The large and rather dull diamond was purported to have been found in the mines of Golkonda (Golconda) in southern India, specifically in the Kollur mine of the Gunter District. While I have not found definitive evidence to prove its origins, that would put to rest any notion that the Koh-i-Nur and the Syamantaka mani are the same gemstone, since the Kollur mine was not opened until the 12th century.

However, one source reports that the Koh-i-Nur was stored in a vault with the Hope diamond and other famous stones of Indian antiquity. This does leave room for the possibility that the Koh-i-Nur was discovered far earlier, possibly in the Godavari River area as far back as 4,000 to 5,000 years ago, as some historians believe. This would allow the possibility for the Koh-i-Nur to be one and the same as the Syamantaka.

Like with many very old jewels, conflicting information about the origins and early history of the Koh-i-Nur diamond abounds. It seems that it drifted in and out of the records of antiquity in a misty fog.

Despite its sometimes veiled history, in my next post I've pieced together a rough timeline of the Koh-i-Nur diamond’s early years. I do hope you will find it illuminating!

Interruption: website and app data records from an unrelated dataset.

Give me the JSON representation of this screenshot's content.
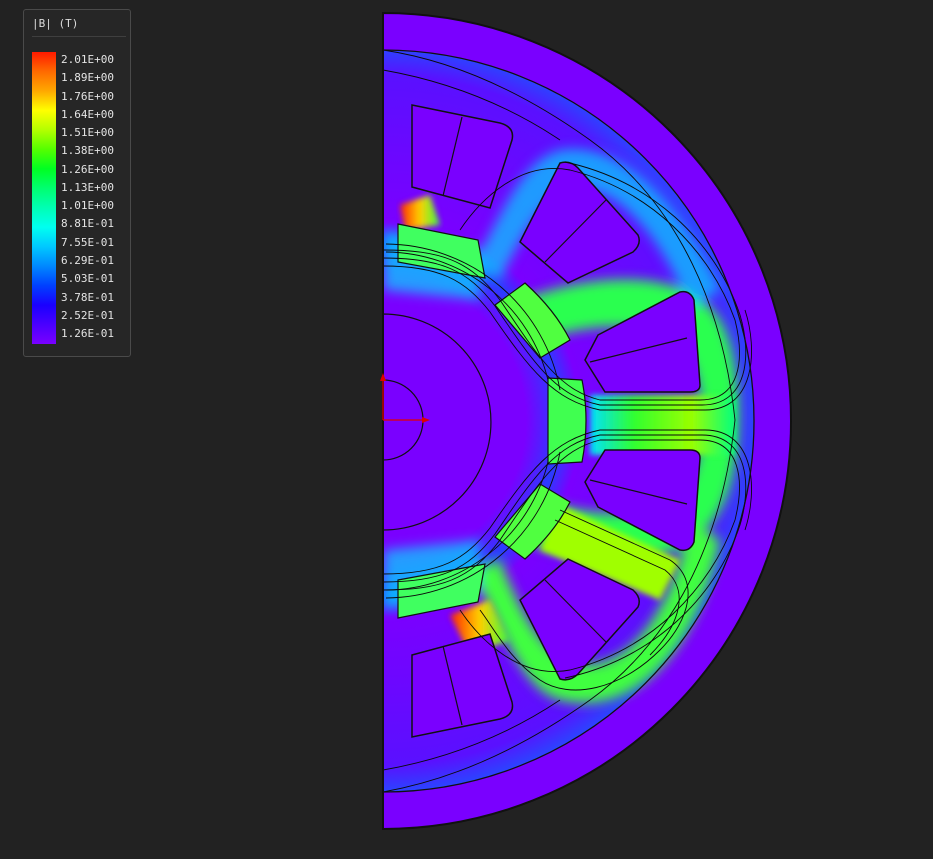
{
  "legend": {
    "title": "|B| (T)",
    "quantity": "magnetic flux density magnitude",
    "labels": [
      "2.01E+00",
      "1.89E+00",
      "1.76E+00",
      "1.64E+00",
      "1.51E+00",
      "1.38E+00",
      "1.26E+00",
      "1.13E+00",
      "1.01E+00",
      "8.81E-01",
      "7.55E-01",
      "6.29E-01",
      "5.03E-01",
      "3.78E-01",
      "2.52E-01",
      "1.26E-01"
    ],
    "colors": [
      "#ff1a00",
      "#ff6a00",
      "#ffa800",
      "#ffff00",
      "#b4ff00",
      "#55ff00",
      "#00ff22",
      "#00ff70",
      "#00ffb4",
      "#00fff0",
      "#00c8ff",
      "#0088ff",
      "#0040ff",
      "#1a00ff",
      "#4a00ff",
      "#7a00ff"
    ]
  },
  "plot": {
    "background_color": "#222222",
    "low_field_color": "#7a00ff",
    "axes_color": "#e00000",
    "icons": [
      "stator-icon",
      "rotor-icon",
      "stator-slot-icon",
      "rotor-pole-icon",
      "shaft-icon",
      "flux-line-icon",
      "coordinate-axes-icon"
    ]
  }
}
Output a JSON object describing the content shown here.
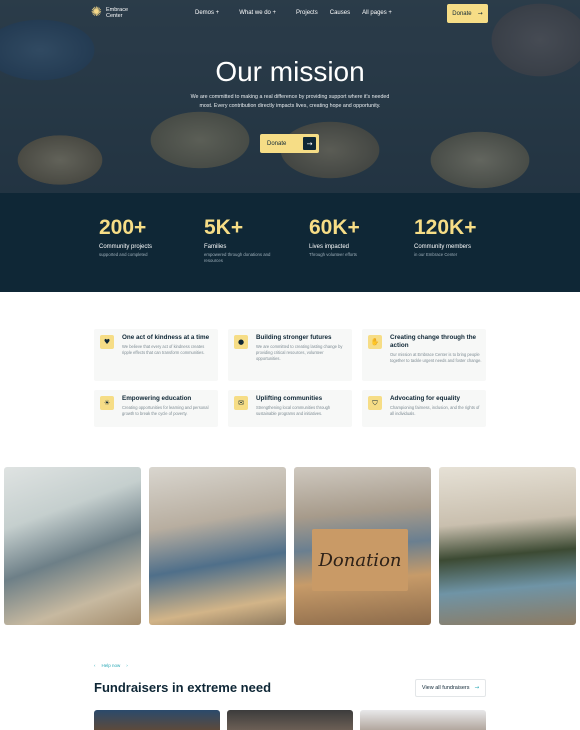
{
  "brand": {
    "name": "Embrace Center",
    "accent": "#f6dd86",
    "dark": "#0f2736"
  },
  "nav": {
    "items": [
      "Demos +",
      "What we do +",
      "Projects",
      "Causes",
      "All pages +"
    ],
    "donate_label": "Donate",
    "donate_icon": "arrow-right-icon"
  },
  "hero": {
    "title": "Our mission",
    "subtitle": "We are committed to making a real difference by providing support where it's needed most. Every contribution directly impacts lives, creating hope and opportunity.",
    "button_label": "Donate"
  },
  "stats": [
    {
      "value": "200+",
      "label": "Community projects",
      "desc": "supported and completed"
    },
    {
      "value": "5K+",
      "label": "Families",
      "desc": "empowered through donations and resources"
    },
    {
      "value": "60K+",
      "label": "Lives impacted",
      "desc": "Through volunteer efforts"
    },
    {
      "value": "120K+",
      "label": "Community members",
      "desc": "in our Embrace Center"
    }
  ],
  "features": [
    {
      "title": "One act of kindness at a time",
      "desc": "We believe that every act of kindness creates ripple effects that can transform communities.",
      "icon": "heart-icon"
    },
    {
      "title": "Building stronger futures",
      "desc": "We are committed to creating lasting change by providing critical resources, volunteer opportunities.",
      "icon": "person-icon"
    },
    {
      "title": "Creating change through the action",
      "desc": "Our mission at Embrace Center is to bring people together to tackle urgent needs and foster change.",
      "icon": "hands-icon"
    },
    {
      "title": "Empowering education",
      "desc": "Creating opportunities for learning and personal growth to break the cycle of poverty.",
      "icon": "sun-icon"
    },
    {
      "title": "Uplifting communities",
      "desc": "Strengthening local communities through sustainable programs and initiatives.",
      "icon": "chat-icon"
    },
    {
      "title": "Advocating for equality",
      "desc": "Championing fairness, inclusion, and the rights of all individuals.",
      "icon": "shield-icon"
    }
  ],
  "photos": {
    "sign_text": "Donation"
  },
  "fundraisers": {
    "eyebrow": "Help now",
    "title": "Fundraisers in extreme need",
    "view_all_label": "View all fundraisers"
  }
}
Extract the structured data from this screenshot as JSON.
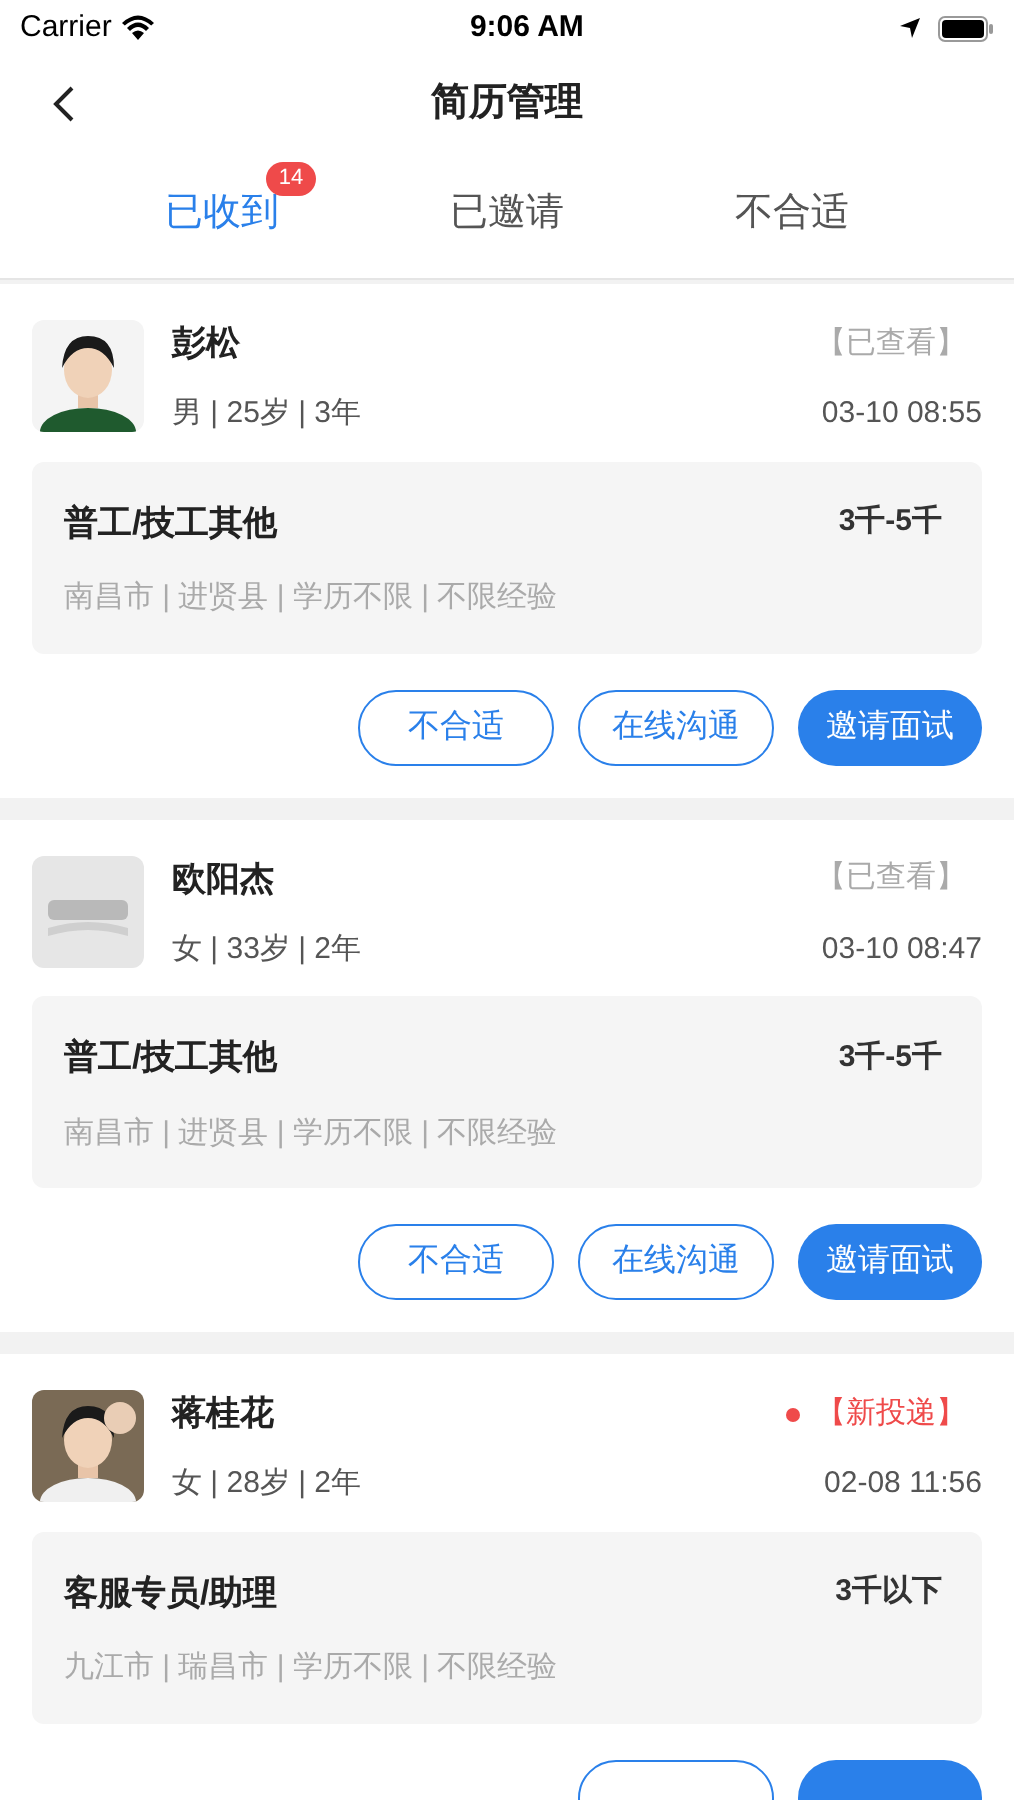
{
  "status_bar": {
    "carrier": "Carrier",
    "time": "9:06 AM"
  },
  "nav": {
    "title": "简历管理"
  },
  "tabs": [
    {
      "label": "已收到",
      "selected": true,
      "badge": "14"
    },
    {
      "label": "已邀请",
      "selected": false
    },
    {
      "label": "不合适",
      "selected": false
    }
  ],
  "resumes": [
    {
      "name": "彭松",
      "status": {
        "kind": "viewed",
        "label": "【已查看】"
      },
      "meta": "男 | 25岁 | 3年",
      "time": "03-10 08:55",
      "job": "普工/技工其他",
      "salary": "3千-5千",
      "details": "南昌市 | 进贤县 | 学历不限 | 不限经验",
      "buttons": [
        {
          "label": "不合适",
          "kind": "outline"
        },
        {
          "label": "在线沟通",
          "kind": "outline"
        },
        {
          "label": "邀请面试",
          "kind": "filled"
        }
      ]
    },
    {
      "name": "欧阳杰",
      "status": {
        "kind": "viewed",
        "label": "【已查看】"
      },
      "meta": "女 | 33岁 | 2年",
      "time": "03-10 08:47",
      "job": "普工/技工其他",
      "salary": "3千-5千",
      "details": "南昌市 | 进贤县 | 学历不限 | 不限经验",
      "buttons": [
        {
          "label": "不合适",
          "kind": "outline"
        },
        {
          "label": "在线沟通",
          "kind": "outline"
        },
        {
          "label": "邀请面试",
          "kind": "filled"
        }
      ]
    },
    {
      "name": "蒋桂花",
      "status": {
        "kind": "new",
        "label": "【新投递】"
      },
      "meta": "女 | 28岁 | 2年",
      "time": "02-08 11:56",
      "job": "客服专员/助理",
      "salary": "3千以下",
      "details": "九江市 | 瑞昌市 | 学历不限 | 不限经验",
      "buttons": [
        {
          "kind": "outline"
        },
        {
          "kind": "filled"
        }
      ]
    }
  ]
}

1. Mughal History. "First Battle of Panipat from Baburnama." Accessed July 23, 2012.
2. Tripod. "Kohinoor Heera." Accessed July 23, 2012.
3. Chaurasia, R. S. History of Medieval India From 1000 A.D. to 1707 A.D. New Delhi: Atlantic Publishers and Distributors, 2002.
4. Sikh Institute. Maharaja Duleep Singh: The King in Exile. Appendix: Koh-I-Noor Diamond--Its History. Accessed July 23, 2012.
5. Kaur, Harpreet. "Koh-i-noor, a Mountain of Light." Dance with Shadows. Accessed July 23, 2012.
6. Tripod. "The Koh-I-Noor." Accessed July 23, 2012.
7. Tweedie, Neil. "The Koh-i-Noor: diamond robbery?" The Telegraph Online. July 29, 2010. Accessed July 23, 2012.
8. Royal Exhibitions. "Crowns." Accessed July 23, 2012.
9. Kent, J. J. "The Crown Jewels of England: The Koh-i-noor." Accessed July 23, 2012.
10. Forevermark. "A Notorious Diamond." Accessed July 23, 2012.
11. Rushby, Kevin. “Chasing the Mountain of Light: Across India on the Trail of the Koh-i-Noor Diamond.” Great Britain: Constable and Company Limited, 1999.
12. Harlow, George E., editor. “The Nature of Diamonds.” Cambridge, UK: Cambridge University Press, 1998.
13. ReoCities. "The Memoirs of Babur." Accessed July 23, 2012.

*Clip art courtesy of The Graphics Fairy


  1. ......a slight correction to your fascinating article. Elizabeth the Queen Mother was Queen Elizabeth but not Elizabeth I, as she was not Queen in her own right only Queen Consort (the wife of the King). Elizabeth I was the daughter of Henry VIII (ruled 1558-1603).

    1. Thank you so much for reading, commenting, and alerting me to my mistake. I have corrected it. I'm just so sorry I have been away so long and wasn't able to respond immediately to your comment.